With continuous Chinese aggression in the South China Sea and the East China Sea driving China’s neighbors to seek closer ties with the U.S., as well as worries about China’s tenuous position on Syria, TPP appears to be a means of mitigating Chinese economic power. Framing TPP in terms of national security, however, distorts the benefits of this massive free trade agreement and pushes people to embrace a policy that can be successful only if it is economically beneficial to the U.S. and its trading partners.
The extensive negotiations on the TPP and key elements of its provisions have been kept secret and are known only to a select few. The 12 members of the partnership reached agreement on a TPP treaty on October 5, but its details will not be known or finalized for years.
President Obama has pledged to make the TPP public, but only after it is passed. That is bad policy. The peoples of the TPP nations must be given an opportunity to properly review the agreement.

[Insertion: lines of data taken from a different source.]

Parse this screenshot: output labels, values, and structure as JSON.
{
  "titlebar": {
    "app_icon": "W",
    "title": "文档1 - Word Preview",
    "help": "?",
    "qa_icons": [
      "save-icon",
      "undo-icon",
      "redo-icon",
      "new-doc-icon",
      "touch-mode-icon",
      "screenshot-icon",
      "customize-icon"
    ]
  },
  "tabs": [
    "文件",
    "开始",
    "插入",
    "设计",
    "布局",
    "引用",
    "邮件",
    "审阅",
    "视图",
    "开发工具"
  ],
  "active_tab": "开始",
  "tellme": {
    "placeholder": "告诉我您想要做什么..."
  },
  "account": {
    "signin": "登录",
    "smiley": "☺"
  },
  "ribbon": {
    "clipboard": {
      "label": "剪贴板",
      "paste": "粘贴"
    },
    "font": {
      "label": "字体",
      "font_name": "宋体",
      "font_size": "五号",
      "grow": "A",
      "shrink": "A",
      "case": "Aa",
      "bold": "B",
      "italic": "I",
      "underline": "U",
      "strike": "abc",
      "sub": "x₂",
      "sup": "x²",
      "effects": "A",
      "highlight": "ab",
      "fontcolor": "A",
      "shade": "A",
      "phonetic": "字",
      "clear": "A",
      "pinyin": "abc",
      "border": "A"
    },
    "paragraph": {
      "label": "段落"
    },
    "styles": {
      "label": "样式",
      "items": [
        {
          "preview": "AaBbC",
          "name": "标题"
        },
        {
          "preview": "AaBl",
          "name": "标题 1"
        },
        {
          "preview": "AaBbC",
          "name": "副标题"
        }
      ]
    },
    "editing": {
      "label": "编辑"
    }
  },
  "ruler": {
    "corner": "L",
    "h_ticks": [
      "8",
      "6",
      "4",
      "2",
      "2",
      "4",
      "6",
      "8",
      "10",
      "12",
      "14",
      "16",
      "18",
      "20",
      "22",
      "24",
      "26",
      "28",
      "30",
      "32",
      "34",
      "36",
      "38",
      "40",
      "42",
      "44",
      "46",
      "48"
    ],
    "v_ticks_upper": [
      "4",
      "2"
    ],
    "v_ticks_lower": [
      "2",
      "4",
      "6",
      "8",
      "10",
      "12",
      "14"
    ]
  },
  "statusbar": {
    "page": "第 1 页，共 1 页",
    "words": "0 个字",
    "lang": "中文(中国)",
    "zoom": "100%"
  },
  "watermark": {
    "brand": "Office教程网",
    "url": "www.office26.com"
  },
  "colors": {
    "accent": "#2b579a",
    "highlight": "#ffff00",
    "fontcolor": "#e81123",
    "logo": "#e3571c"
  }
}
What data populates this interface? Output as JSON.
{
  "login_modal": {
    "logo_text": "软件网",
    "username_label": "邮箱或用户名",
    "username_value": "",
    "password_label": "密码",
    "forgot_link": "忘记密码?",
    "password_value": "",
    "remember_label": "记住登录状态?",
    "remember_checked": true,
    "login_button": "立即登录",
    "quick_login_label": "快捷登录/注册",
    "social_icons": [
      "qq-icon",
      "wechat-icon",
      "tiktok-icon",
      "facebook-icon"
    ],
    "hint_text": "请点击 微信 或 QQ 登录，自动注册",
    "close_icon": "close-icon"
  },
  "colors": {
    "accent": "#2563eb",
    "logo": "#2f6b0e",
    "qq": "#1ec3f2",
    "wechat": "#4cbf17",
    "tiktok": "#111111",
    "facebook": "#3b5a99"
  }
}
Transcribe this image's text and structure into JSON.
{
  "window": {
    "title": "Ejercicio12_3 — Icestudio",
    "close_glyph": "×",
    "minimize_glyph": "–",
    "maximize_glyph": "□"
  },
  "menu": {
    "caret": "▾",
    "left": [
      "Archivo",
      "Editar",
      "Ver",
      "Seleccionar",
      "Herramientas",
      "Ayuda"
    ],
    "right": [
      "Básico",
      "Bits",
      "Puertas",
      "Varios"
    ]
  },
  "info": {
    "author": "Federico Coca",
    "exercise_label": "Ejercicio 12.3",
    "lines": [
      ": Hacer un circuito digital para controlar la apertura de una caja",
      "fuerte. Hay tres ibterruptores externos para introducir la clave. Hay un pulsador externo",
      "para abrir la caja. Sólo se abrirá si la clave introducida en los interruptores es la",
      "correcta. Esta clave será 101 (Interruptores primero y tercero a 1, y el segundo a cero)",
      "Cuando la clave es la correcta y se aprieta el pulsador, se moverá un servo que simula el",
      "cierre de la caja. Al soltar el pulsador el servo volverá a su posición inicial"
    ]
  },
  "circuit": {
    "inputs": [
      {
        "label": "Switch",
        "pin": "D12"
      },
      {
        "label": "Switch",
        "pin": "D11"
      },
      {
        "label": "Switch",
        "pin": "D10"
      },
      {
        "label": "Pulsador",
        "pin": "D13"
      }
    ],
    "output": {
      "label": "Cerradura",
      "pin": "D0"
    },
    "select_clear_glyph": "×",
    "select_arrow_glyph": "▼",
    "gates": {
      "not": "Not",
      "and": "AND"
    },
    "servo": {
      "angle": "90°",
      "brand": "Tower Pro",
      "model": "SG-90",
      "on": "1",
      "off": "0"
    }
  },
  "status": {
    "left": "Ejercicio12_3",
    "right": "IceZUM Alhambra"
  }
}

In terms of developing standards and common frameworks to address intellectual property rights, labor rights, environmental regulations and investor rights on global scale, TPP represents an opportunity to improve economic ties, counteract efforts to use outsourcing to avoid higher standards, and end the degenerative nature of the international community’s lower bidder economy.
To ensure these aspects of TPP are truly beneficial, however, people need a chance to properly review the details and publicly debate the economic merits of the policy changes. At this point, they’ve been given no such opportunity.
Unsurprisingly, the most controversial elements of TPP are its free-trade provisions. Because TPP is essentially a supersized version of NAFTA when it comes to eliminating tariffs, the ongoing criticism of NAFTA must be seriously considered when debating TPP. By making it cheaper to produce goods in Mexico, where regulations are far looser, living standards are lower, taxes are low and government is weak, NAFTA helped deleverage American and Mexican workers as well as the economic sovereignty of the signatory countries.
Faced with a growing income gap, burgeoning national debts, and never ending economic uncertainty, TPP cannot be dealt with as a side-burner issue at a time when the world is far too distracted by escalating crises. Furthermore, the U.S. and the other TPP nations can still combat rising Chinese influence and growing Chinese aggression without embracing this pact.
China and Russia’s “normal trade relations” status with TPP members, European non-TPP members, Middle Eastern countries and others can be downgraded to give China less of an advantage in the agreement. Doing so would accomplish the key goal, shared by many nations, of limiting Chinese economic influence at a time when China is economically weakening without inflicting the pain of free trade onto the average citizens of signatory countries.
The question for TPP member states is whether they actually want to agree to limit Chinese influence and protect their peoples from the ills of free trade. At this point, clear answers are still elusive.